§ RECORDS PROVIDED
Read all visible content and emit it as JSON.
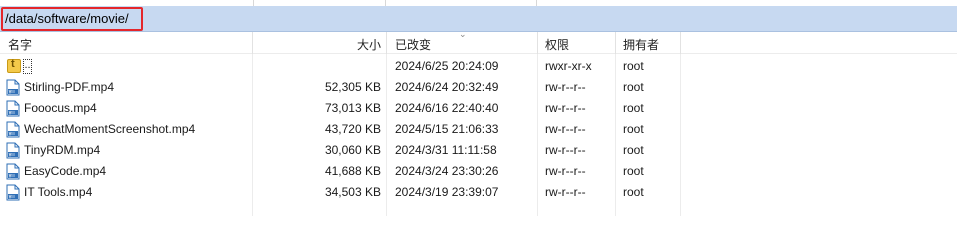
{
  "path": "/data/software/movie/",
  "columns": {
    "name": "名字",
    "size": "大小",
    "modified": "已改变",
    "permissions": "权限",
    "owner": "拥有者"
  },
  "parent_row": {
    "label": "..",
    "modified": "2024/6/25 20:24:09",
    "permissions": "rwxr-xr-x",
    "owner": "root"
  },
  "files": [
    {
      "name": "Stirling-PDF.mp4",
      "size": "52,305 KB",
      "modified": "2024/6/24 20:32:49",
      "permissions": "rw-r--r--",
      "owner": "root"
    },
    {
      "name": "Fooocus.mp4",
      "size": "73,013 KB",
      "modified": "2024/6/16 22:40:40",
      "permissions": "rw-r--r--",
      "owner": "root"
    },
    {
      "name": "WechatMomentScreenshot.mp4",
      "size": "43,720 KB",
      "modified": "2024/5/15 21:06:33",
      "permissions": "rw-r--r--",
      "owner": "root"
    },
    {
      "name": "TinyRDM.mp4",
      "size": "30,060 KB",
      "modified": "2024/3/31 11:11:58",
      "permissions": "rw-r--r--",
      "owner": "root"
    },
    {
      "name": "EasyCode.mp4",
      "size": "41,688 KB",
      "modified": "2024/3/24 23:30:26",
      "permissions": "rw-r--r--",
      "owner": "root"
    },
    {
      "name": "IT Tools.mp4",
      "size": "34,503 KB",
      "modified": "2024/3/19 23:39:07",
      "permissions": "rw-r--r--",
      "owner": "root"
    }
  ],
  "icons": {
    "file": "mp4-file-icon",
    "parent": "parent-folder-icon"
  },
  "colors": {
    "path_bar_bg": "#c7d9f1",
    "highlight_box": "#e4262b",
    "file_icon": "#2f6fb6"
  }
}
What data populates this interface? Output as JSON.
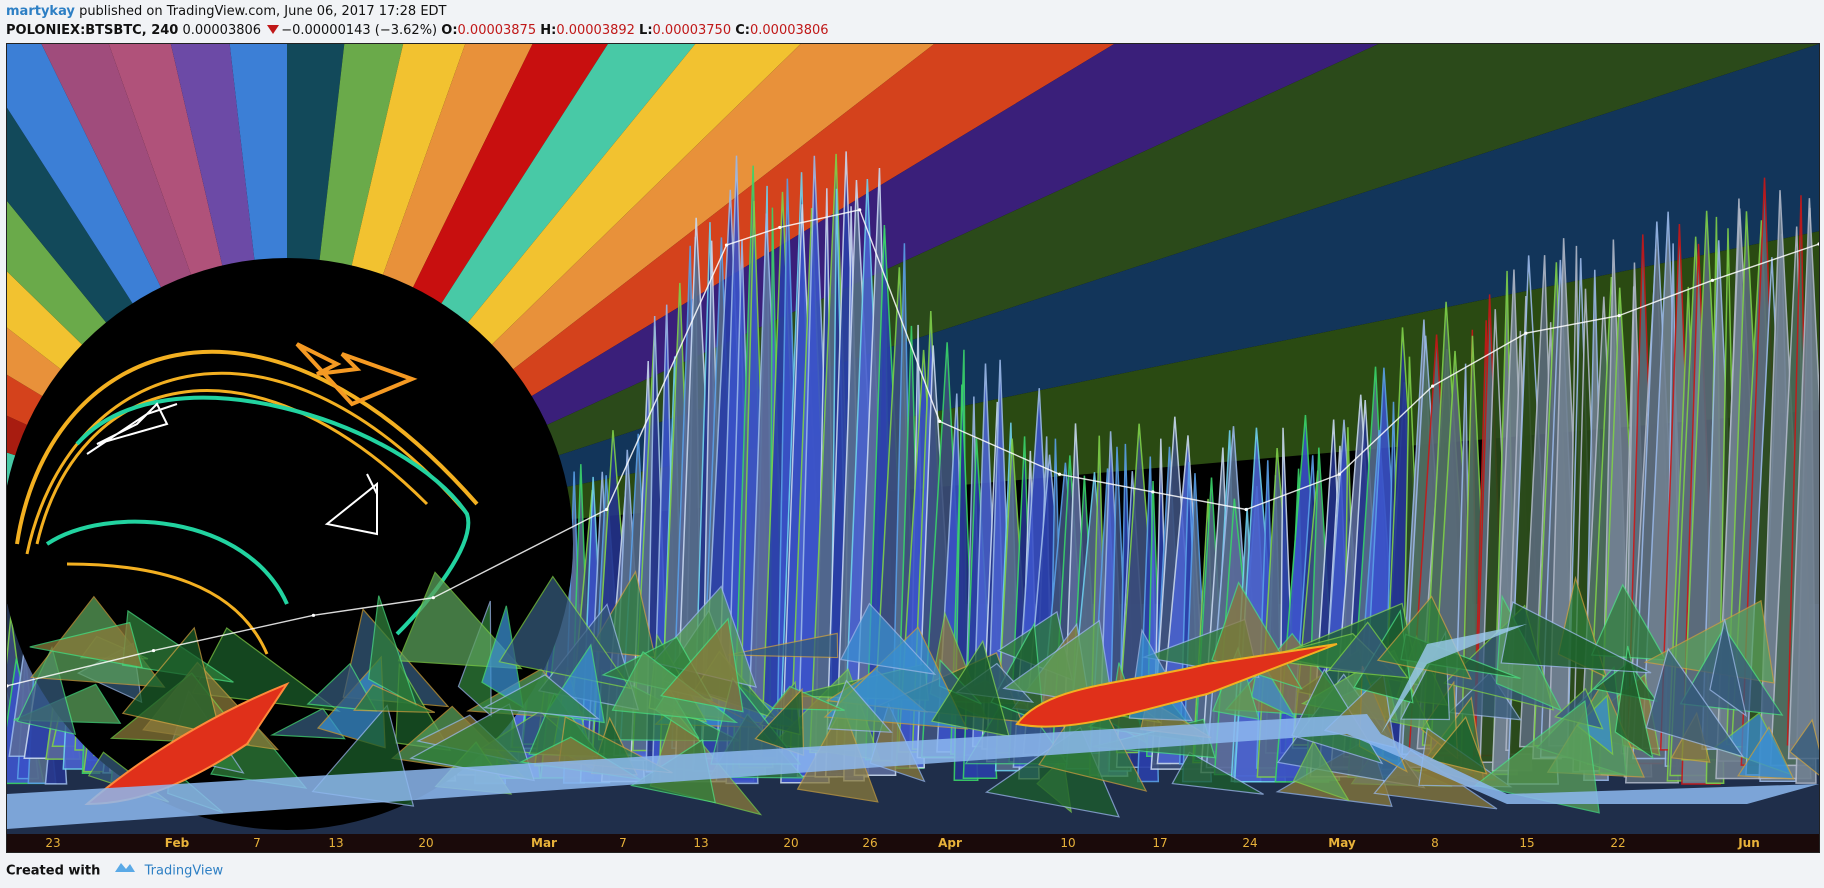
{
  "header": {
    "author": "martykay",
    "published_text": "published on TradingView.com, June 06, 2017 17:28 EDT",
    "symbol": "POLONIEX:BTSBTC, 240",
    "last": "0.00003806",
    "change": "−0.00000143 (−3.62%)",
    "open_label": "O:",
    "open": "0.00003875",
    "high_label": "H:",
    "high": "0.00003892",
    "low_label": "L:",
    "low": "0.00003750",
    "close_label": "C:",
    "close": "0.00003806"
  },
  "footer": {
    "created_with": "Created with",
    "brand": "TradingView"
  },
  "colors": {
    "tick_label": "#e8b23a",
    "axis_bg": "#1a0a0a",
    "price_down": "#c01818",
    "brand": "#2d7fc4"
  },
  "chart_data": {
    "type": "line",
    "title": "POLONIEX:BTSBTC, 240",
    "x_tick_labels": [
      "23",
      "Feb",
      "7",
      "13",
      "20",
      "Mar",
      "7",
      "13",
      "20",
      "26",
      "Apr",
      "10",
      "17",
      "24",
      "May",
      "8",
      "15",
      "22",
      "Jun"
    ],
    "x_range": [
      "2017-01-21",
      "2017-06-06"
    ],
    "y_axis_labels_visible": false,
    "grid": false,
    "legend": "none",
    "series": [
      {
        "values": [
          {
            "x": "2017-01-21",
            "y": 1.3e-05
          },
          {
            "x": "2017-02-01",
            "y": 1.5e-05
          },
          {
            "x": "2017-02-13",
            "y": 1.7e-05
          },
          {
            "x": "2017-02-22",
            "y": 1.8e-05
          },
          {
            "x": "2017-03-07",
            "y": 2.3e-05
          },
          {
            "x": "2017-03-16",
            "y": 3.8e-05
          },
          {
            "x": "2017-03-20",
            "y": 3.9e-05
          },
          {
            "x": "2017-03-26",
            "y": 4e-05
          },
          {
            "x": "2017-04-01",
            "y": 2.8e-05
          },
          {
            "x": "2017-04-10",
            "y": 2.5e-05
          },
          {
            "x": "2017-04-17",
            "y": 2.4e-05
          },
          {
            "x": "2017-04-24",
            "y": 2.3e-05
          },
          {
            "x": "2017-05-01",
            "y": 2.5e-05
          },
          {
            "x": "2017-05-08",
            "y": 3e-05
          },
          {
            "x": "2017-05-15",
            "y": 3.3e-05
          },
          {
            "x": "2017-05-22",
            "y": 3.4e-05
          },
          {
            "x": "2017-05-29",
            "y": 3.6e-05
          },
          {
            "x": "2017-06-06",
            "y": 3.806e-05
          }
        ]
      }
    ]
  }
}
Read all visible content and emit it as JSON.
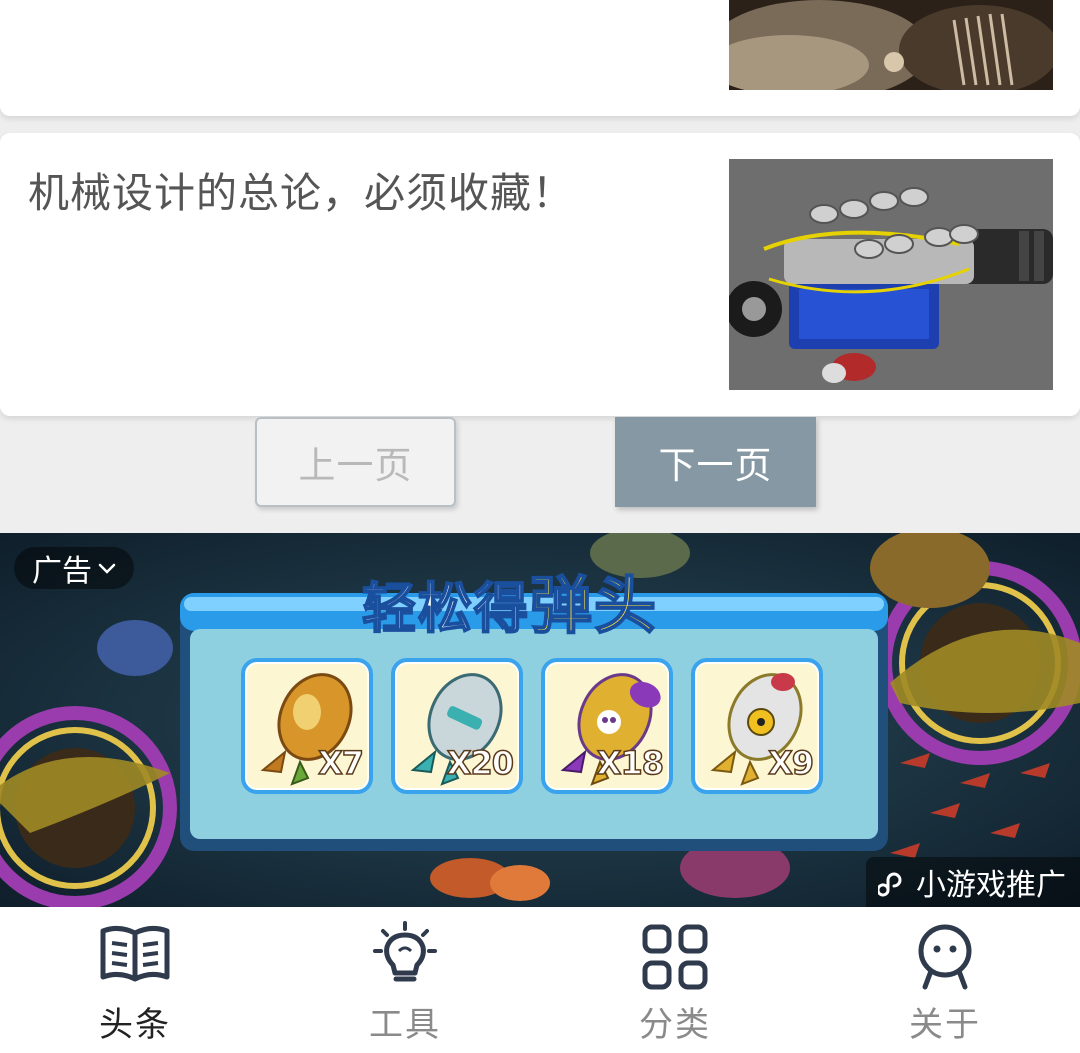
{
  "articles": [
    {
      "title": ""
    },
    {
      "title": "机械设计的总论，必须收藏！"
    }
  ],
  "pagination": {
    "prev_label": "上一页",
    "next_label": "下一页"
  },
  "ad": {
    "tag_label": "广告",
    "headline_part1": "轻松得",
    "headline_part2": "弹头",
    "items": [
      {
        "count": "X7",
        "icon": "gold-warhead-icon"
      },
      {
        "count": "X20",
        "icon": "silver-warhead-icon"
      },
      {
        "count": "X18",
        "icon": "purple-skull-warhead-icon"
      },
      {
        "count": "X9",
        "icon": "nuclear-warhead-icon"
      }
    ],
    "source_label": "小游戏推广"
  },
  "nav": {
    "items": [
      {
        "label": "头条",
        "icon": "book-icon",
        "active": true
      },
      {
        "label": "工具",
        "icon": "lightbulb-icon",
        "active": false
      },
      {
        "label": "分类",
        "icon": "grid-icon",
        "active": false
      },
      {
        "label": "关于",
        "icon": "person-icon",
        "active": false
      }
    ]
  },
  "colors": {
    "next_button_bg": "#8598a3",
    "active_nav_text": "#222222",
    "inactive_nav_text": "#8a8a8a",
    "nav_icon": "#2f3b4c"
  }
}
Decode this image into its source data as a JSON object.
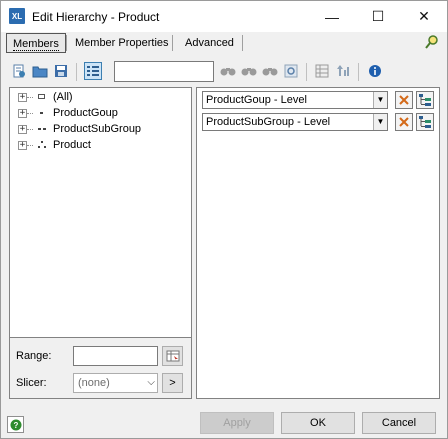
{
  "window": {
    "title": "Edit Hierarchy - Product",
    "app_icon_text": "XL",
    "minimize_glyph": "—",
    "maximize_glyph": "☐",
    "close_glyph": "✕"
  },
  "tabs": [
    {
      "label": "Members",
      "active": true
    },
    {
      "label": "Member Properties",
      "active": false
    },
    {
      "label": "Advanced",
      "active": false
    }
  ],
  "toolbar": {
    "search_value": "",
    "icons": [
      "new-icon",
      "open-folder-icon",
      "save-icon",
      "tree-view-icon",
      "binoculars-icon",
      "binoculars-next-icon",
      "binoculars-prev-icon",
      "find-icon",
      "grid-icon",
      "sort-icon",
      "info-icon"
    ]
  },
  "tree": {
    "items": [
      {
        "label": "(All)",
        "expander": "+"
      },
      {
        "label": "ProductGoup",
        "expander": "+"
      },
      {
        "label": "ProductSubGroup",
        "expander": "+"
      },
      {
        "label": "Product",
        "expander": "+"
      }
    ]
  },
  "range": {
    "label": "Range:",
    "value": ""
  },
  "slicer": {
    "label": "Slicer:",
    "value": "(none)",
    "go_label": ">"
  },
  "levels": [
    {
      "value": "ProductGoup - Level"
    },
    {
      "value": "ProductSubGroup - Level"
    }
  ],
  "buttons": {
    "apply": "Apply",
    "ok": "OK",
    "cancel": "Cancel"
  },
  "colors": {
    "accent": "#3c7fb1",
    "delete_x": "#d46a1a",
    "info": "#1f5fae",
    "help": "#2e8b2e"
  }
}
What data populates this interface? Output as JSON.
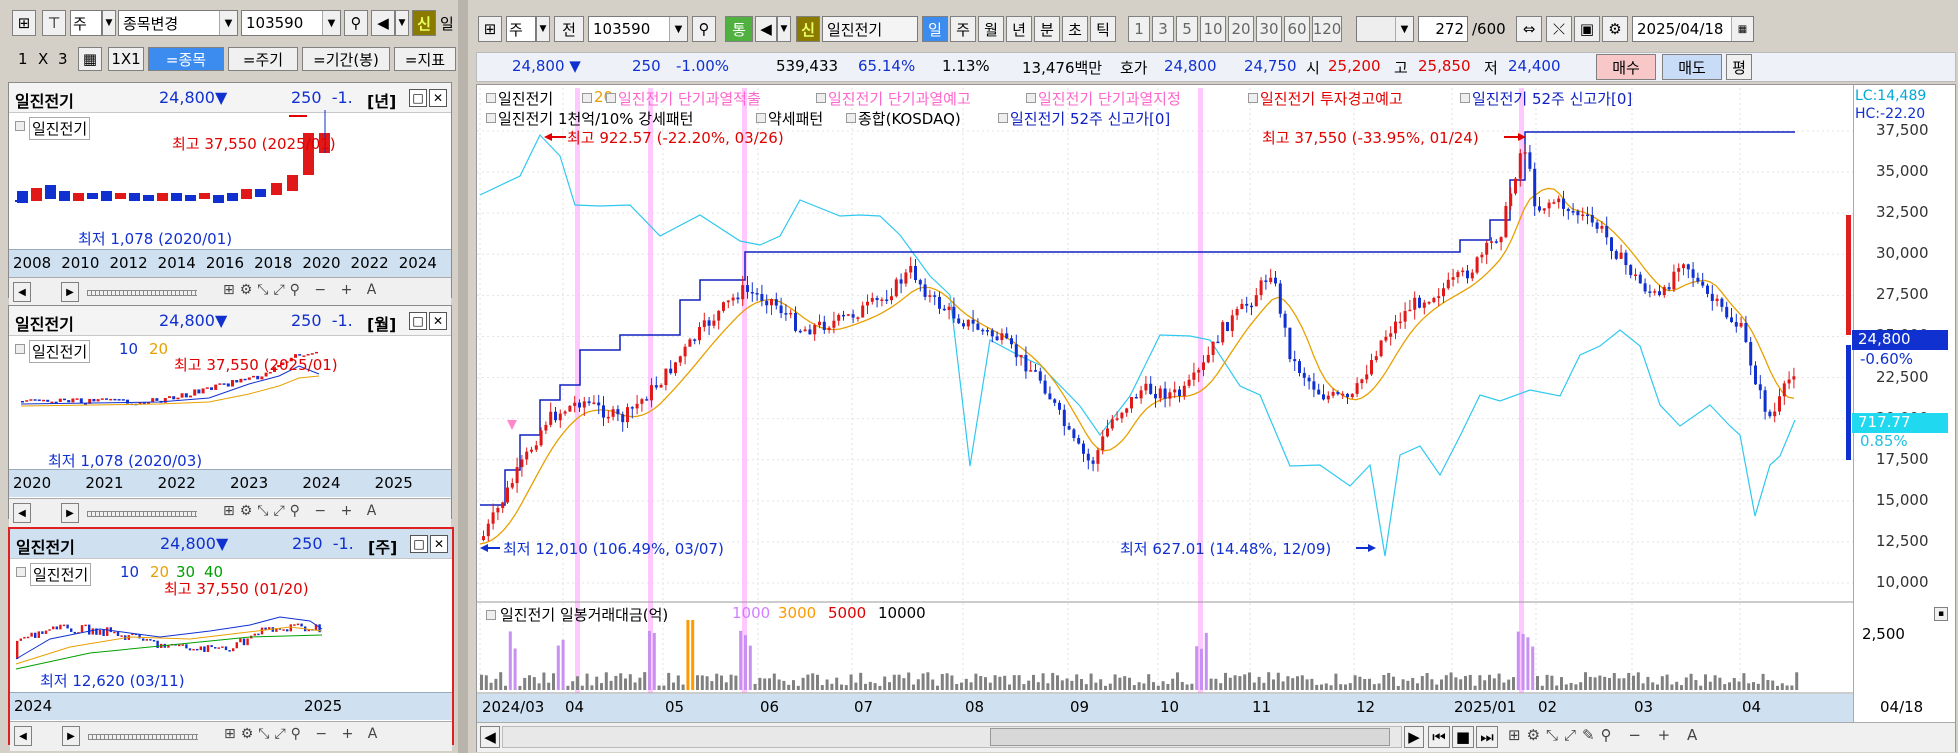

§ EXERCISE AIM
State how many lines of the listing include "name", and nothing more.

§ SOLUTION FOR THIS TASK
7